In 2018, Teens Voices against Violence (TVAV) project was launched, as Phase 2 of our #End Violence Projects. This project aims to tackle Gender Based Violence by engaging young people (13-19years) to raise their voices and speak about causes & effects of GBV, thereby implore caregivers and authorities to act.

TVAV engages teens in Nairobi’s informal settlements and rural areas to create inclusive safe spaces, where they engage in participatory learning about GBV: Forms of GBV, Causes, Gender Stereotypes and Discrimination, Effects, Warning Signs, Respectful Relationships, and Action against GBV. In groups, participants design creative stories, poems, skits, and songs as a form of educating their communities, caregivers and authorities, on the far-reaching effects of GBV on young people. Finally, young people take the lead to organize community-education activities, where they engage the audience. They are supported by TAP Africa facilitators to hammer down their message on this very pressing issue. Under TVAV, we have directly engaged 1500 young people in Machakos, Nairobi, Kiambu. We continue to implement the school-based activities in Machakos county.
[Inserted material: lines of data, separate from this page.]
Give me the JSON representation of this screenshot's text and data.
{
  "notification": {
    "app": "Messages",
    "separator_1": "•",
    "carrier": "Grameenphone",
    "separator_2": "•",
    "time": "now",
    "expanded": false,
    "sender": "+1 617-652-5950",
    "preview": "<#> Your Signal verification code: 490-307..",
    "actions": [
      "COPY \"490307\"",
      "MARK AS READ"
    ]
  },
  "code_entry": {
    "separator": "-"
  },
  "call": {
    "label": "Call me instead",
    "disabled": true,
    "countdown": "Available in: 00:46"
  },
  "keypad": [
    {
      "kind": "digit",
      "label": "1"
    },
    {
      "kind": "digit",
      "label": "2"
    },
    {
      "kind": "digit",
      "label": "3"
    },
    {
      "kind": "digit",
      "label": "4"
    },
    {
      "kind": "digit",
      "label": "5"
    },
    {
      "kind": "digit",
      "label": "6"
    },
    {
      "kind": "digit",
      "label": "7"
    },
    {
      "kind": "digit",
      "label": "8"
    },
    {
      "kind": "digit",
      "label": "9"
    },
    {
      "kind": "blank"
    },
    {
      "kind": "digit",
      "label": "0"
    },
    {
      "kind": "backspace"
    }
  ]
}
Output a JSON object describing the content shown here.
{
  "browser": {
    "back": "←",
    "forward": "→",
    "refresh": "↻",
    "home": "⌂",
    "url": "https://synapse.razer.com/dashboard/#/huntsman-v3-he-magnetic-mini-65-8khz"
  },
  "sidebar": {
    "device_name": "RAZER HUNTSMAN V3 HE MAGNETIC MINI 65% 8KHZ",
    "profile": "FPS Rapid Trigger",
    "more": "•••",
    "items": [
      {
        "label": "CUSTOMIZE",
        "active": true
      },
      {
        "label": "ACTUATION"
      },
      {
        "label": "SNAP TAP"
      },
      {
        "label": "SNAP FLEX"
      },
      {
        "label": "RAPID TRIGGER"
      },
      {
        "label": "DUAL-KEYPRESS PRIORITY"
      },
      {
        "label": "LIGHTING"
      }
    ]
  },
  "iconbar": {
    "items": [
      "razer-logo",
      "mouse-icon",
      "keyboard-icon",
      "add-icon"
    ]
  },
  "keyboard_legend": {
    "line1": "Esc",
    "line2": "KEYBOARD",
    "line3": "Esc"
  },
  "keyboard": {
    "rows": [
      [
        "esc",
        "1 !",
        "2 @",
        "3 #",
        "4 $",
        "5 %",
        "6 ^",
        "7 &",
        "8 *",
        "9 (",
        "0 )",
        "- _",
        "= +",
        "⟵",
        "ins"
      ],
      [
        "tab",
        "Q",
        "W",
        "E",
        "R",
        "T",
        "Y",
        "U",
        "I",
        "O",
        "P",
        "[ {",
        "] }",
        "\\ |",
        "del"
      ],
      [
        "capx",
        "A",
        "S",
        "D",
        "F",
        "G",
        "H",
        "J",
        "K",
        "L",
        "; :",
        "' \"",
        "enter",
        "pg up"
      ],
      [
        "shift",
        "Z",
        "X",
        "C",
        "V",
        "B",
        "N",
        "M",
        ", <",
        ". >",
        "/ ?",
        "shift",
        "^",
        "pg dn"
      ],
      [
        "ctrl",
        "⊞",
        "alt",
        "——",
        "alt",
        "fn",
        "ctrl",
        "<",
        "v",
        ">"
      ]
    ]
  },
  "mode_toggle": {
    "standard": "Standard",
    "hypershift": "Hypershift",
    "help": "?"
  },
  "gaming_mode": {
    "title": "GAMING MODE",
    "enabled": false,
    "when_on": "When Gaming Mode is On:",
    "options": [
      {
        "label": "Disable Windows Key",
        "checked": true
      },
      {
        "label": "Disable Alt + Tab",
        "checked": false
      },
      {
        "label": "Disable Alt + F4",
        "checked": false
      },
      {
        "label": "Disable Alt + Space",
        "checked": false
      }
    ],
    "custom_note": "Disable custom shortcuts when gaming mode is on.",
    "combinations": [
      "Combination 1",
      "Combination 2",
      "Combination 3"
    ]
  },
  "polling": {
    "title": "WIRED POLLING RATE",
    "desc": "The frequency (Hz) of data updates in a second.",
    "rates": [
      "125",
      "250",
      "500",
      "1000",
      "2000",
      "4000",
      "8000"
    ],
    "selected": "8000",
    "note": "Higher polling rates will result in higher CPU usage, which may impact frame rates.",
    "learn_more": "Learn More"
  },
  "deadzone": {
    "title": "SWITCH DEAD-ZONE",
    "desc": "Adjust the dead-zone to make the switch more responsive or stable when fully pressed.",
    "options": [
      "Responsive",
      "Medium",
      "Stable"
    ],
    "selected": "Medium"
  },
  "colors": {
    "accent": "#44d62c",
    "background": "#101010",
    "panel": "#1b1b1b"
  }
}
#Youth Unemployment Projects

Problem: Kenya being a very youthful country, youth unemployment is a key hindrance to development. About 80% of Kenya’s entire 49million population is below 35years. According to a 2016 report by the Aga Khan University, over 55% of these are unemployed, 62% of them being women, and 68% being women in rural areas. Youth aged 18-25 years were twice more likely to be unemployed compared to their counterparts aged 26-35years. Further, according to 2011 World Bank and Kenya Government’s reports, 800,000 job-seekers enter the job market each year,yet only 50, 000 (6.25%) find employment in the private sector. Therefore, Youth Unemployment has become a chronic headache to stakeholders in the country, each one trying to find a solution By working with young people (13-19 yrs), we are working hand-in-hand to address youth unemployment. While we equip teens with technical, employability, and entrepreneurship skills, our teens in return train and coach their peers, thereby creating a sustainable system of youth skills development.


c) Teens for Employability & Entrepreneurship Project

TEEP seeks to address the alarming youth unemployment in Kenya by engaging young people (girls and boys, 15-19 years) in rural areas to acquire high-on-demand technical skills, in Digital technology and Agribusiness sectors, as well as complementary employability and entrepreneurship skills. i. After-School Program: Equips teens with technical Digital Skills and Agribusiness skills, through school-based and community based learning workshops and activities. ii. On-the-Job Learning Program: Graduating teens then join TAP Africa Digital Centers and

selected Agribusiness Centers/Farms, where they polish up technical skills and acquire important employability and entrepreneurship skills. The program also offers workshops on complementary skills, such as Financial Literacy, Customer Service, Marketing, Resume writing and Interviewing processes among others.

Life-Skills Training Program

This program aims to equip young people (13-19 yrs) with 21st Century skills and other skills necessary for them to champion positive change in their communities. During day-long workshops, young people are engaged by mentors in participatory learning sessions and games.

Career Guidance & Mentorship Program

The goal of this program is to offer guidance and mentorship on career choices to young people in high school. This enables our young people to make informed career choices, in a job market that is highly

characterized by mismatched skills supply and demand. As such, we contribute towards reducing youth unemployment by exposing young people to high-on-demand career paths, through early stage mentorship and guidance.